» **DATA SHOWN**
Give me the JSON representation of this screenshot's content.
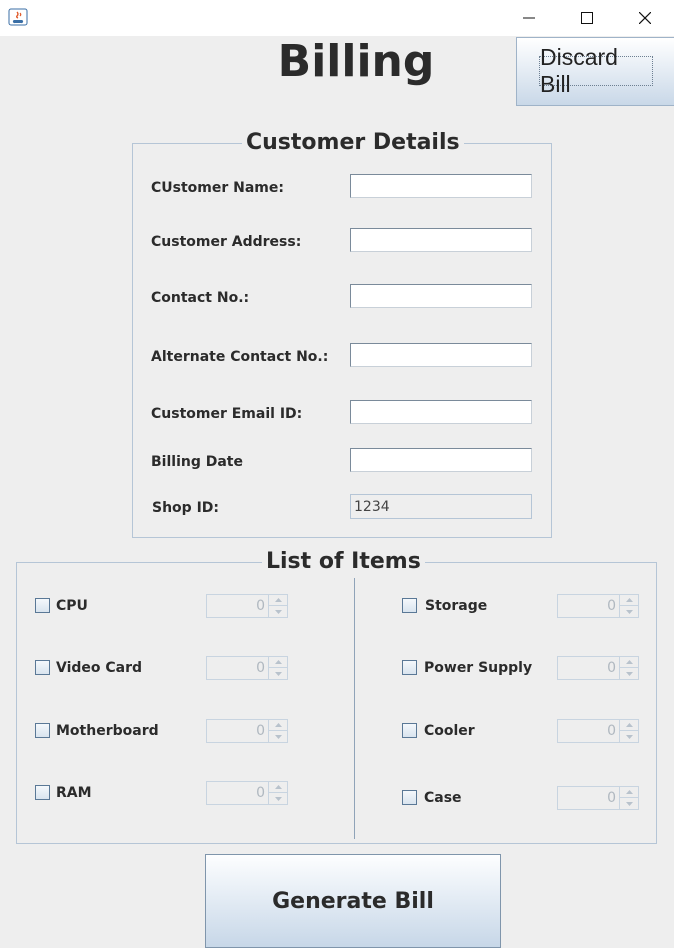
{
  "window": {
    "minimize_icon": "minimize-icon",
    "maximize_icon": "maximize-icon",
    "close_icon": "close-icon"
  },
  "header": {
    "title": "Billing",
    "discard_label": "Discard Bill"
  },
  "customer_details": {
    "title": "Customer Details",
    "fields": {
      "name": {
        "label": "CUstomer Name:",
        "value": ""
      },
      "address": {
        "label": "Customer Address:",
        "value": ""
      },
      "contact": {
        "label": "Contact No.:",
        "value": ""
      },
      "alt_contact": {
        "label": "Alternate Contact No.:",
        "value": ""
      },
      "email": {
        "label": "Customer Email ID:",
        "value": ""
      },
      "billing_date": {
        "label": "Billing Date",
        "value": ""
      },
      "shop_id": {
        "label": "Shop ID:",
        "value": "1234"
      }
    }
  },
  "items": {
    "title": "List of Items",
    "cpu": {
      "label": "CPU",
      "qty": "0",
      "checked": false
    },
    "video_card": {
      "label": "Video Card",
      "qty": "0",
      "checked": false
    },
    "motherboard": {
      "label": "Motherboard",
      "qty": "0",
      "checked": false
    },
    "ram": {
      "label": "RAM",
      "qty": "0",
      "checked": false
    },
    "storage": {
      "label": "Storage",
      "qty": "0",
      "checked": false
    },
    "power_supply": {
      "label": "Power Supply",
      "qty": "0",
      "checked": false
    },
    "cooler": {
      "label": "Cooler",
      "qty": "0",
      "checked": false
    },
    "case": {
      "label": "Case",
      "qty": "0",
      "checked": false
    }
  },
  "footer": {
    "generate_label": "Generate Bill"
  },
  "colors": {
    "window_bg": "#eeeeee",
    "border": "#b5c5d6",
    "button_gradient_bottom": "#c7d7e8"
  }
}
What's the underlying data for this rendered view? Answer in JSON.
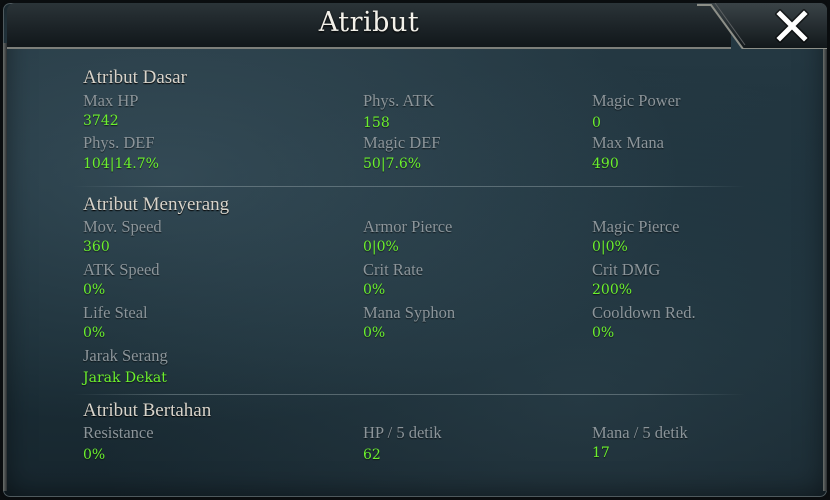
{
  "window": {
    "title": "Atribut",
    "close_icon": "close-icon"
  },
  "colors": {
    "value": "#6cf02d",
    "label": "#8c959a",
    "heading": "#d8d4cb"
  },
  "sections": {
    "dasar": {
      "title": "Atribut Dasar",
      "stats": [
        {
          "label": "Max HP",
          "value": "3742"
        },
        {
          "label": "Phys. ATK",
          "value": "158"
        },
        {
          "label": "Magic Power",
          "value": "0"
        },
        {
          "label": "Phys. DEF",
          "value": "104|14.7%"
        },
        {
          "label": "Magic DEF",
          "value": "50|7.6%"
        },
        {
          "label": "Max Mana",
          "value": "490"
        }
      ]
    },
    "menyerang": {
      "title": "Atribut Menyerang",
      "stats": [
        {
          "label": "Mov. Speed",
          "value": "360"
        },
        {
          "label": "Armor Pierce",
          "value": "0|0%"
        },
        {
          "label": "Magic Pierce",
          "value": "0|0%"
        },
        {
          "label": "ATK Speed",
          "value": "0%"
        },
        {
          "label": "Crit Rate",
          "value": "0%"
        },
        {
          "label": "Crit DMG",
          "value": "200%"
        },
        {
          "label": "Life Steal",
          "value": "0%"
        },
        {
          "label": "Mana Syphon",
          "value": "0%"
        },
        {
          "label": "Cooldown Red.",
          "value": "0%"
        },
        {
          "label": "Jarak Serang",
          "value": "Jarak Dekat"
        }
      ]
    },
    "bertahan": {
      "title": "Atribut Bertahan",
      "stats": [
        {
          "label": "Resistance",
          "value": "0%"
        },
        {
          "label": "HP / 5 detik",
          "value": "62"
        },
        {
          "label": "Mana / 5 detik",
          "value": "17"
        }
      ]
    }
  }
}
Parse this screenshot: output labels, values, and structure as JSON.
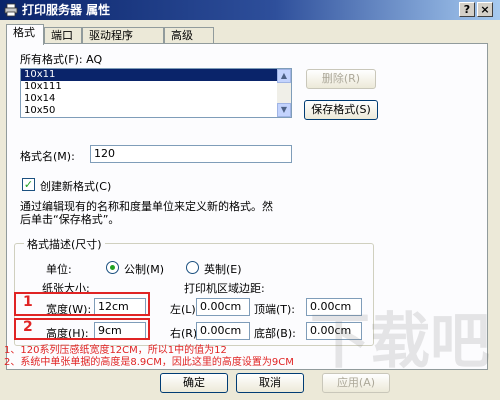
{
  "window": {
    "title": "打印服务器 属性",
    "controls": {
      "help": "?",
      "close": "×"
    }
  },
  "tabs": [
    {
      "label": "格式",
      "active": true
    },
    {
      "label": "端口",
      "active": false
    },
    {
      "label": "驱动程序",
      "active": false
    },
    {
      "label": "高级",
      "active": false
    }
  ],
  "forms": {
    "label": "所有格式(F): AQ",
    "items": [
      "10x11",
      "10x111",
      "10x14",
      "10x50"
    ],
    "selected": "10x11"
  },
  "buttons": {
    "delete": "删除(R)",
    "save_format": "保存格式(S)",
    "ok": "确定",
    "cancel": "取消",
    "apply": "应用(A)"
  },
  "format_name": {
    "label": "格式名(M):",
    "value": "120"
  },
  "create_new": {
    "label": "创建新格式(C)",
    "checked": true
  },
  "help_text": {
    "line1": "通过编辑现有的名称和度量单位来定义新的格式。然",
    "line2": "后单击“保存格式”。"
  },
  "group": {
    "title": "格式描述(尺寸)",
    "units_label": "单位:",
    "unit_metric": "公制(M)",
    "unit_imperial": "英制(E)",
    "unit_selected": "metric",
    "paper_size_label": "纸张大小:",
    "margins_label": "打印机区域边距:",
    "width": {
      "label": "宽度(W):",
      "value": "12cm"
    },
    "height": {
      "label": "高度(H):",
      "value": "9cm"
    },
    "left": {
      "label": "左(L):",
      "value": "0.00cm"
    },
    "right": {
      "label": "右(R):",
      "value": "0.00cm"
    },
    "top": {
      "label": "顶端(T):",
      "value": "0.00cm"
    },
    "bottom": {
      "label": "底部(B):",
      "value": "0.00cm"
    }
  },
  "annotations": {
    "mark1": "1",
    "mark2": "2",
    "note1": "1、120系列压感纸宽度12CM，所以1中的值为12",
    "note2": "2、系统中单张单据的高度是8.9CM，因此这里的高度设置为9CM"
  },
  "watermark": "下载吧",
  "colors": {
    "title_bar": "#0a246a",
    "annotation": "#e02424",
    "selection": "#0a246a"
  }
}
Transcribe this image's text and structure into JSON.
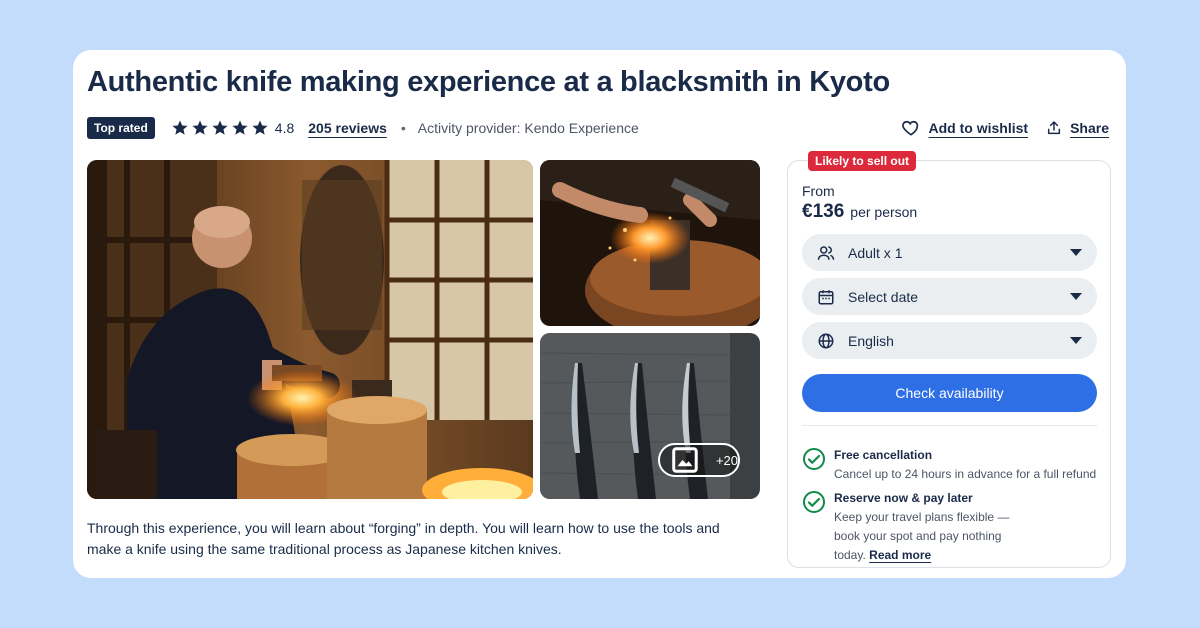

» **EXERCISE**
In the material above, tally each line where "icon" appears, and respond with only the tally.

» **SOLUTION TO THIS PROBLEM**
4